## What is expected
Search the data for the string "icon" and copy each line where it turns up.

## Information provided
▼▼▼

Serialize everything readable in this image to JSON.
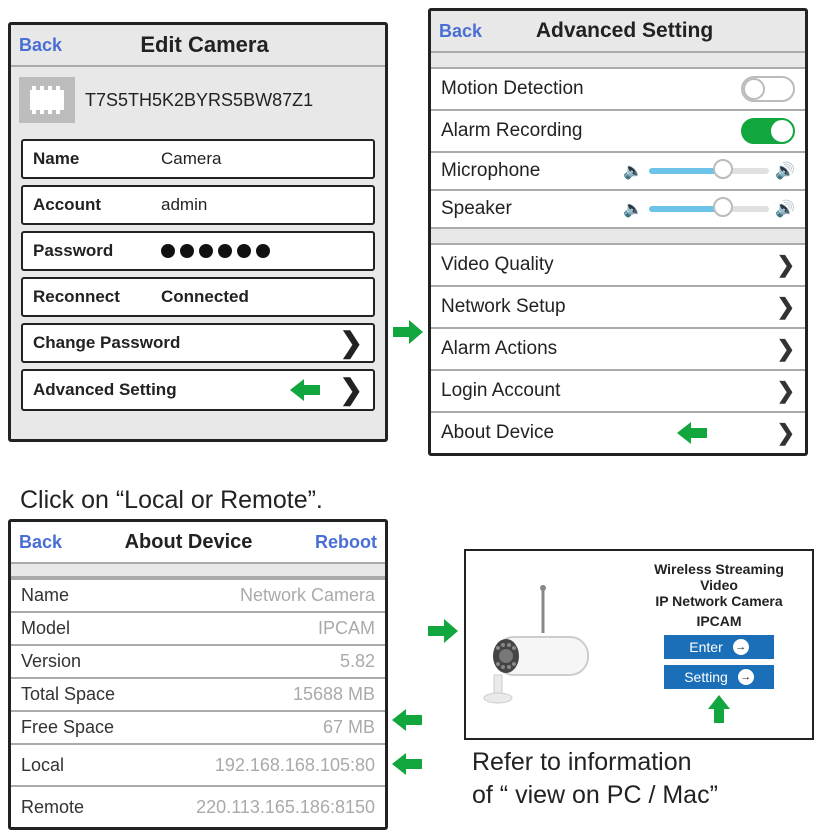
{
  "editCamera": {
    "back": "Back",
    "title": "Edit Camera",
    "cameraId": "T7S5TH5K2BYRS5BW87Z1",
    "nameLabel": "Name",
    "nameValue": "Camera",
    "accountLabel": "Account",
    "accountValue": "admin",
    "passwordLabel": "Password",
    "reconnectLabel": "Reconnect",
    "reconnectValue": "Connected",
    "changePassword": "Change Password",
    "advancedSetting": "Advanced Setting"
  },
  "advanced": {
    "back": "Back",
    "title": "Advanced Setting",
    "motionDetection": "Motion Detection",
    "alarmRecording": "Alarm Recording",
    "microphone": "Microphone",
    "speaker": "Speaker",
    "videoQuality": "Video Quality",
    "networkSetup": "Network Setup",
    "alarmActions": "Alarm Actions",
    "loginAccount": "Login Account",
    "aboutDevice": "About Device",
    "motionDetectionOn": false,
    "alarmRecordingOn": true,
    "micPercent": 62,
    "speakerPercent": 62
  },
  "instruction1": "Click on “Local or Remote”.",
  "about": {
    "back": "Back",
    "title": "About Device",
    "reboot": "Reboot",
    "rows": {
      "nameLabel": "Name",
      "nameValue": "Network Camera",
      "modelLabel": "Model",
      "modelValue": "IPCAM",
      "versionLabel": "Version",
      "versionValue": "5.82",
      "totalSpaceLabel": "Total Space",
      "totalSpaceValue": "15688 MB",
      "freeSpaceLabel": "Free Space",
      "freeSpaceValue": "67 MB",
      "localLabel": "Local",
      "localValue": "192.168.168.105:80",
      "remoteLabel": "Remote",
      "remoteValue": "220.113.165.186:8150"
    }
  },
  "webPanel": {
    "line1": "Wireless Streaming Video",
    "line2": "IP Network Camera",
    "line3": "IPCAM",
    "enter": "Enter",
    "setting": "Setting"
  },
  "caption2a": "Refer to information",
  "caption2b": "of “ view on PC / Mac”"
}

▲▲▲
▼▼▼

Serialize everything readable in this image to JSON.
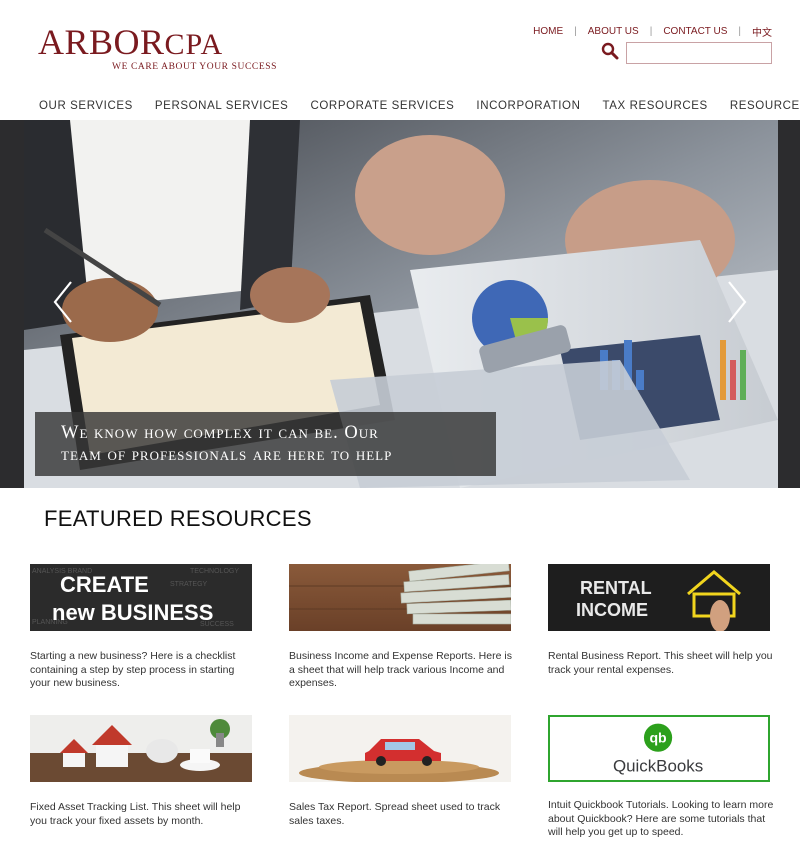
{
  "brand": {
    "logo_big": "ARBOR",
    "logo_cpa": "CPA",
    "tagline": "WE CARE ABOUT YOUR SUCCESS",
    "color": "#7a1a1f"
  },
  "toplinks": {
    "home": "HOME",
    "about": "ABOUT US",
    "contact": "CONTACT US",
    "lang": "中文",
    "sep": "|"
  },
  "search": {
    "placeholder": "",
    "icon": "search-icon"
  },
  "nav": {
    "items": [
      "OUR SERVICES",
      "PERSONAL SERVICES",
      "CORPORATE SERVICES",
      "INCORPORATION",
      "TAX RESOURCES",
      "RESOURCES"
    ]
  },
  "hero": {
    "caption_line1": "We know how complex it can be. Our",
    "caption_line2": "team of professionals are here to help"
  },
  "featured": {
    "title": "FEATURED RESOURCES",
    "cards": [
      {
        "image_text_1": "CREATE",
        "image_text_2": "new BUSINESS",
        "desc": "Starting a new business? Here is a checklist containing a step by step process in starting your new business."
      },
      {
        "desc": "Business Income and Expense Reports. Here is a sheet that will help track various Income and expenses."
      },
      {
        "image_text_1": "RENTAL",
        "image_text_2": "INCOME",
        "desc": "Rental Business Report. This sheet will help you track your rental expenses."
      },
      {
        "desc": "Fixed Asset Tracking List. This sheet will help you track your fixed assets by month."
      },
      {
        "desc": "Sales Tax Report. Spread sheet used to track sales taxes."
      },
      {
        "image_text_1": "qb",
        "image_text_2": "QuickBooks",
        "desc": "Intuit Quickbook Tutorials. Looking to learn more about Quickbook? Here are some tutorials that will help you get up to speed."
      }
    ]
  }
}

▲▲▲
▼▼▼

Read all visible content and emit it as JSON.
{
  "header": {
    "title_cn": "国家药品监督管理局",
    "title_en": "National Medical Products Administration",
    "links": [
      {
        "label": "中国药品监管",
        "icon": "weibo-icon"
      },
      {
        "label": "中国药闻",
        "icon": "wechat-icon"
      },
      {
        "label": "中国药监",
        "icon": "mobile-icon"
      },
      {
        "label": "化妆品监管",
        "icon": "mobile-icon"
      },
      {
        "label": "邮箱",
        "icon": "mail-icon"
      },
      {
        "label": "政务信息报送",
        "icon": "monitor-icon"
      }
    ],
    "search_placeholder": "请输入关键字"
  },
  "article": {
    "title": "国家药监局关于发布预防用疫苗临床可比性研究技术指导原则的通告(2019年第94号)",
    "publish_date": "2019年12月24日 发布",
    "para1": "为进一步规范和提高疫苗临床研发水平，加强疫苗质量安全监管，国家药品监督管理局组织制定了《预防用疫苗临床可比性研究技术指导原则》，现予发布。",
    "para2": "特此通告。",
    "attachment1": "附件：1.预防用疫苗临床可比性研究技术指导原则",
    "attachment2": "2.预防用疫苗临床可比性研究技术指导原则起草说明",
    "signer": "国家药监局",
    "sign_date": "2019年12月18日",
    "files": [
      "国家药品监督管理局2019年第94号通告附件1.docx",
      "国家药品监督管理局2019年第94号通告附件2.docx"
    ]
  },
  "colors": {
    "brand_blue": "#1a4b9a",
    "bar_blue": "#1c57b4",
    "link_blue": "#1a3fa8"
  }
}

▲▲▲

## Task result
    "icon": "search-icon"
        "icon": "weibo-icon"
        "icon": "wechat-icon"
        "icon": "mobile-icon"
        "icon": "mobile-icon"
        "icon": "mail-icon"
        "icon": "monitor-icon"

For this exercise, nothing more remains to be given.